A bit off topic but simply put, all radio signals (except VLF) almost entirely bounce off the water's surface. The higher the frequency, the more signal is bounced. Higher frequency signals, like those used for GPS, are worthless underwater. You can get a GPS signal down to a submerged vehicle by using an extended antenna that reaches the surface of the water, but that only tells you where the antenna is, not the vehicle.

What we really need to know is vehicle heading, pitch and roll, not it's position (latitude/longitude), and then use thrusters to maintain that atitude (not unlike how the space shuttle uses small thrusters to adjust its orbit or orientation).
There may be some interesting options to consider for a project of this type. GPS is based on a time signal from sattelites to a handheld real time clock. The shift in this signal between three points is what gives you your coordinates. What you may be able to do is to reference this signal to your own support boat and then send this data to your submersible with hydrophone technology. Since the signal in the water is also a constant (barring thermoclines and salinity changes) you could use this data with an onboard digital compass to give position estimates based on GPS. This data could be reduced to a vector equation which should be fairly easy to program into your source code.

Just an idea but I have often thought that many signals could be multiplexed with this process. Even impressing Video signals in the sonar wave. You have to consider this as a similar medium to air. Both can resonate the sum, difference and the original waves. It is quite possible that you could develope a system for underwater similar to the Ardupilot or adapt those features to your own use. What it comes down to are the types of sensors you use to collect data about your surroundings. From there the brain of the craft is identicle. I would go with the Arduino Mega. You need more memory capacity to dicern underwater signals and you may want to expand in the future. Unless, of course, you are limited by size.
Thanks Skip. The way ROV's keep track of their position underwater is not unlike what you're suggesting: A support ship on the surface drops (at least 3) audio transponders to the ocean's bottom and marks their positions. The ROV then triangulates its position using passive sonar.

I remember reading about a modem that works underwater, extremely pricey but the fact that such a thing exists at least means it should be possible. From my experience though, it doesn't work nearly as well in reality as it does in theory. Besides fluctuating salinity and temperature, you also have to deal with ambient noise (fish, whales, breaking waves, boat propellers, engine noises... even helicopters hovering close to the water's surface can all be heard underwater. Because water is so much more dense than air sound travels very long distances, so it can get pretty noisy underwater.

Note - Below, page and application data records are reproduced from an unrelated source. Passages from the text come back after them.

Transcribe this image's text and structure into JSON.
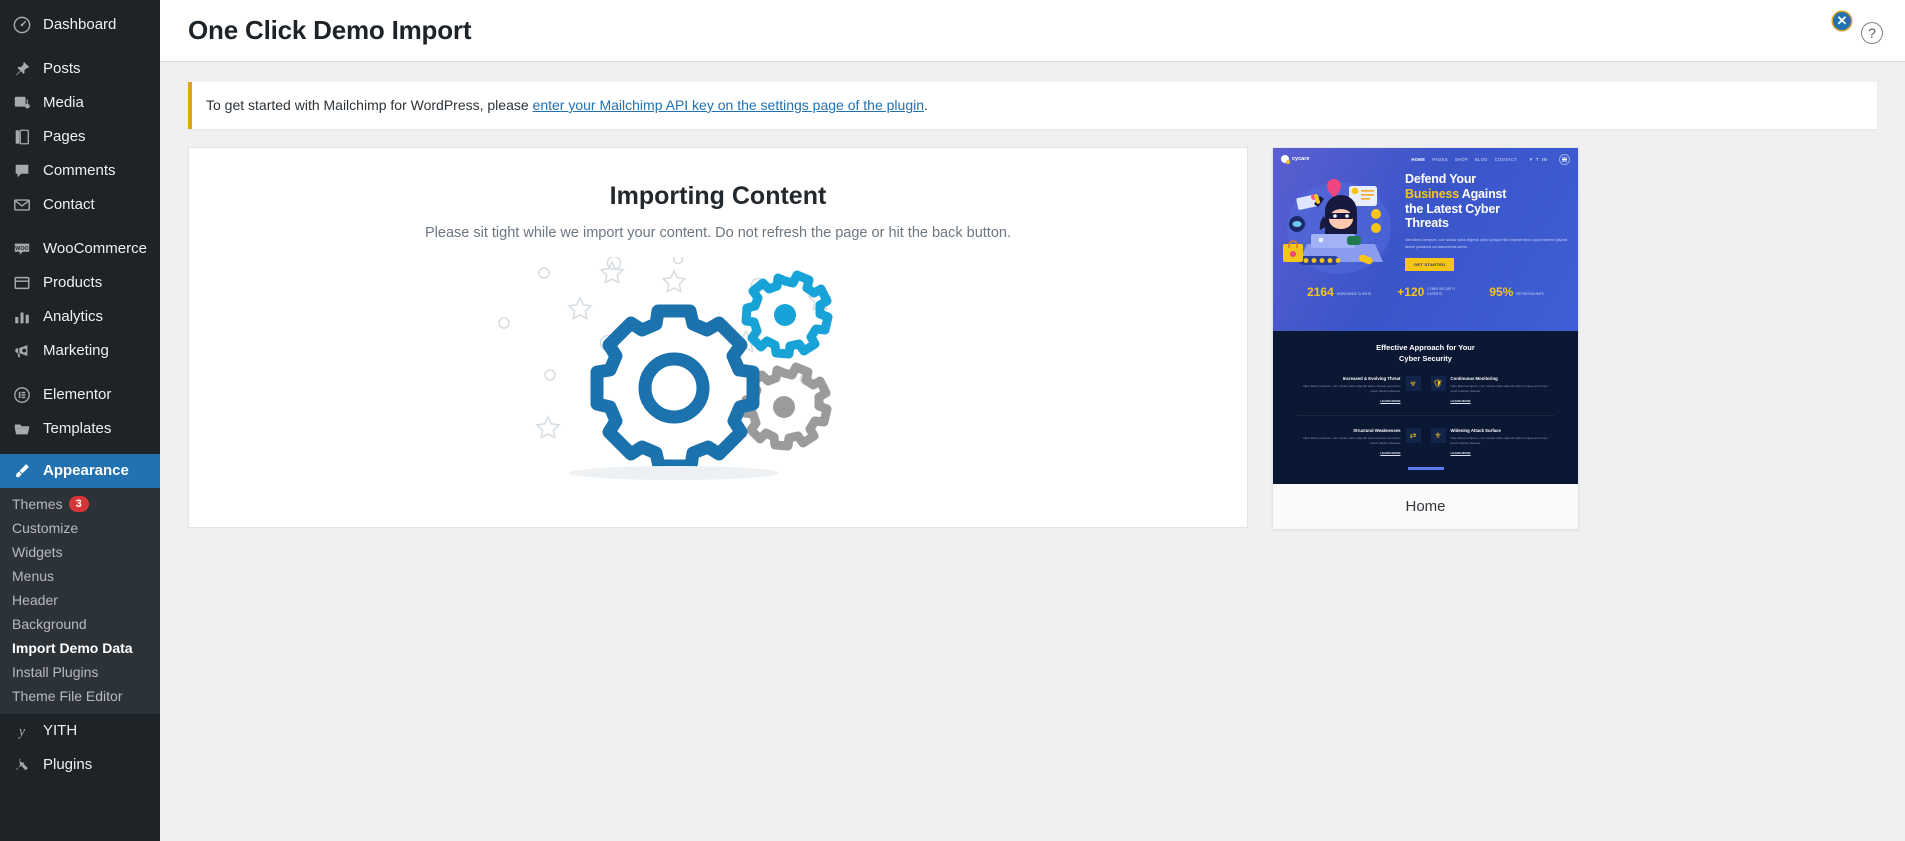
{
  "sidebar": {
    "items": [
      {
        "label": "Dashboard",
        "icon": "dashboard-icon"
      },
      {
        "label": "Posts",
        "icon": "pin-icon"
      },
      {
        "label": "Media",
        "icon": "media-icon"
      },
      {
        "label": "Pages",
        "icon": "pages-icon"
      },
      {
        "label": "Comments",
        "icon": "comments-icon"
      },
      {
        "label": "Contact",
        "icon": "envelope-icon"
      },
      {
        "label": "WooCommerce",
        "icon": "woocommerce-icon"
      },
      {
        "label": "Products",
        "icon": "products-icon"
      },
      {
        "label": "Analytics",
        "icon": "analytics-icon"
      },
      {
        "label": "Marketing",
        "icon": "megaphone-icon"
      },
      {
        "label": "Elementor",
        "icon": "elementor-icon"
      },
      {
        "label": "Templates",
        "icon": "folder-icon"
      },
      {
        "label": "Appearance",
        "icon": "brush-icon"
      },
      {
        "label": "YITH",
        "icon": "yith-icon"
      },
      {
        "label": "Plugins",
        "icon": "plug-icon"
      }
    ],
    "appearance_submenu": [
      {
        "label": "Themes",
        "badge": "3"
      },
      {
        "label": "Customize",
        "badge": ""
      },
      {
        "label": "Widgets",
        "badge": ""
      },
      {
        "label": "Menus",
        "badge": ""
      },
      {
        "label": "Header",
        "badge": ""
      },
      {
        "label": "Background",
        "badge": ""
      },
      {
        "label": "Import Demo Data",
        "badge": ""
      },
      {
        "label": "Install Plugins",
        "badge": ""
      },
      {
        "label": "Theme File Editor",
        "badge": ""
      }
    ]
  },
  "header": {
    "title": "One Click Demo Import",
    "help_icon": "?",
    "close_icon": "✕"
  },
  "notice": {
    "text_before": "To get started with Mailchimp for WordPress, please ",
    "link_text": "enter your Mailchimp API key on the settings page of the plugin",
    "text_after": ".",
    "accent_color": "#dba617"
  },
  "import": {
    "title": "Importing Content",
    "subtitle": "Please sit tight while we import your content. Do not refresh the page or hit the back button.",
    "graphic": "gears-illustration"
  },
  "preview": {
    "label": "Home",
    "logo": "cycare",
    "nav": [
      "HOME",
      "PAGES",
      "SHOP",
      "BLOG",
      "CONTACT"
    ],
    "headline_line1": "Defend Your",
    "headline_highlight": "Business",
    "headline_line2_rest": " Against",
    "headline_line3": "the Latest Cyber",
    "headline_line4": "Threats",
    "paragraph": "Nam libero tempore, cum soluta nobis eligendi optio cumque nihil impedit minus quod maxime placeat facere possimus cui assumenda omnis.",
    "cta": "GET STARTED",
    "stats": [
      {
        "value": "2164",
        "label": "WORLDWIDE CLIENTS"
      },
      {
        "value": "+120",
        "label": "CYBER SECURITY EXPERTS"
      },
      {
        "value": "95%",
        "label": "RETENTION RATE"
      }
    ],
    "section_title_line1": "Effective Approach for Your",
    "section_title_line2": "Cyber Security",
    "features": [
      {
        "title": "Increased & Evolving Threat",
        "text": "Nam libero tempore, cum soluta nobis eligendi optio cumque qui minus quod maxime placeat.",
        "link": "LEARN MORE",
        "icon": "hacker-icon"
      },
      {
        "title": "Continuous Monitoring",
        "text": "Nam libero tempore, cum soluta nobis eligendi optio cumque qui minus quod maxime placeat.",
        "link": "LEARN MORE",
        "icon": "shield-icon"
      },
      {
        "title": "Structural Weaknesses",
        "text": "Nam libero tempore, cum soluta nobis eligendi optio cumque qui minus quod maxime placeat.",
        "link": "LEARN MORE",
        "icon": "network-icon"
      },
      {
        "title": "Widening Attack Surface",
        "text": "Nam libero tempore, cum soluta nobis eligendi optio cumque qui minus quod maxime placeat.",
        "link": "LEARN MORE",
        "icon": "badge-icon"
      }
    ]
  },
  "colors": {
    "sidebar_bg": "#1d2327",
    "sidebar_active": "#2271b1",
    "notice_accent": "#dba617",
    "gear_blue": "#1b72ad",
    "gear_cyan": "#18a3d8",
    "gear_gray": "#9b9b9b",
    "preview_yellow": "#f5c518"
  }
}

A bit off topic but a subject that interests me so I don't mind the diversion. I think what I may end up doing is to get the biggest Arduino that will fit inside my robot and play with that a while. I may at some point replace it with an ArduPilot, but I think I probably should become familiar with a standard Arduino first.
My thinking is that if you go with a bit code that uses check bits you could filter out most of the ambient noise. You could feed the background noise into the input of an op-amp to filter out this element and time the decoding to a set frequency pulse. Similar to the way they decode PCM radio control channels. Just some thoughts.
bigkahuna, this might be a dumb question, but if GPS signals are bounced off the water's surface, how are you going to get a signal down to your radio RX or X-Bee or whatever to control your ArduPilot? Serial or Ethernet across what? A wire?

I realize this post is a few months old, I'm just wondering if you've had any headway.
No GPS involved. I'm using a compass to determine heading, pitch and roll.
How does that work???

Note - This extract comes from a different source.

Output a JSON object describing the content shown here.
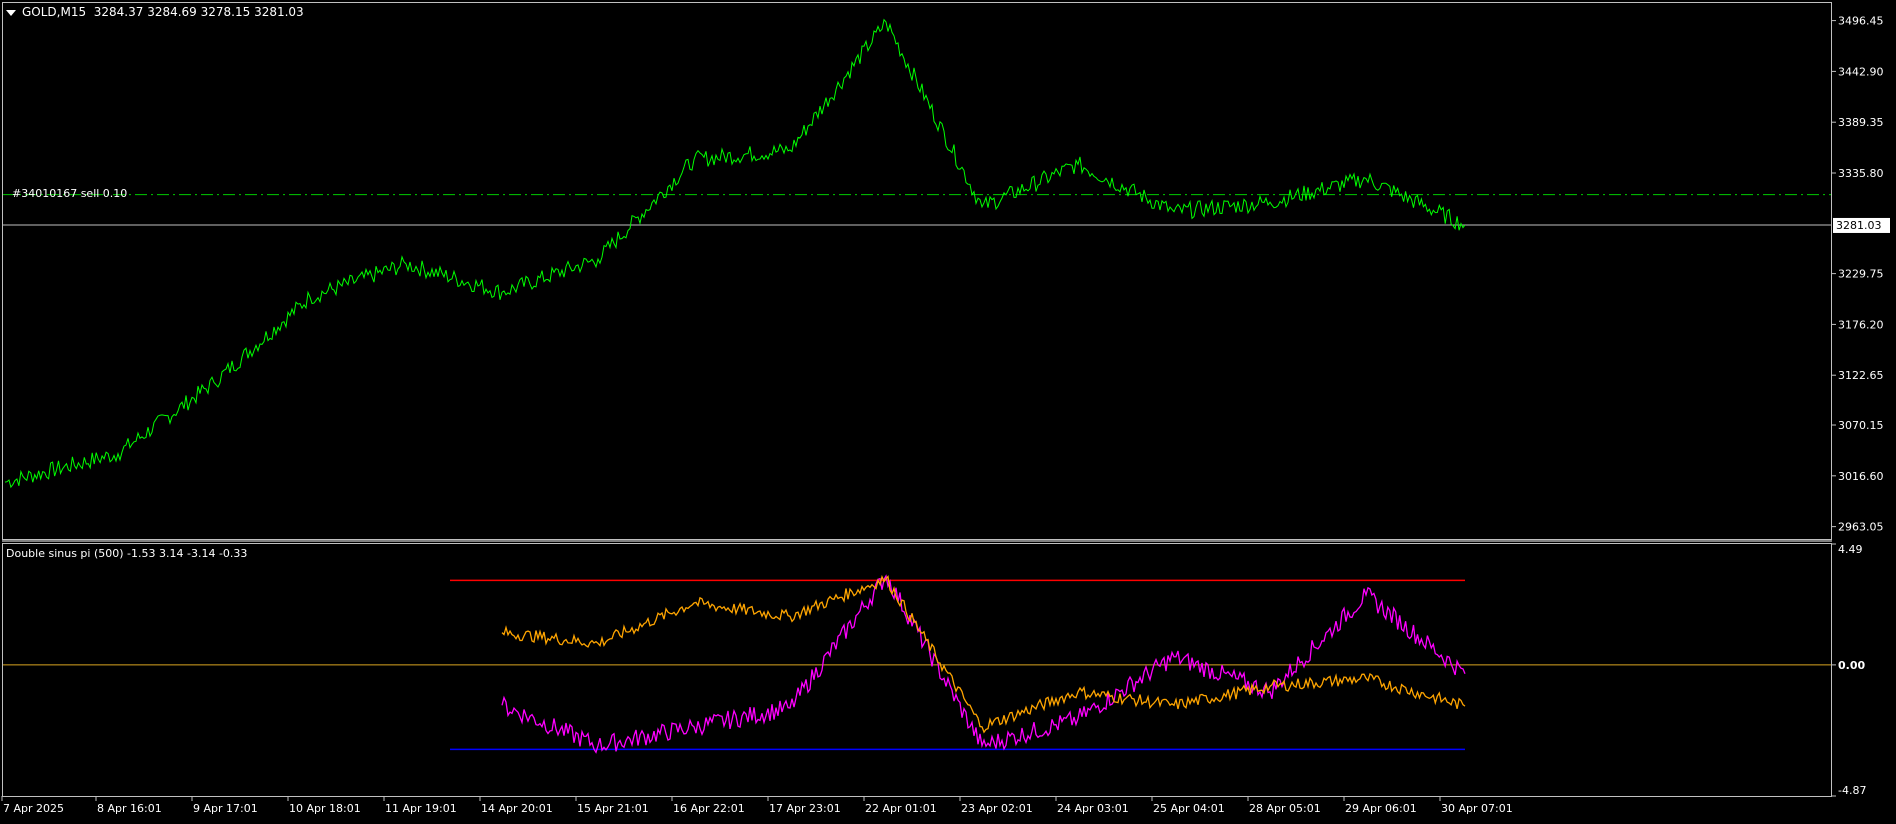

Reply to Discussion



Season Two of the Trust Time Trial (T3) Contest 
A list of all T3 contests is here. The current round, the Vertical Horizontal one, is here

© 2020   Created by Chris Anderson.   Powered by

Badges  |  Report an Issue  |  Terms of Service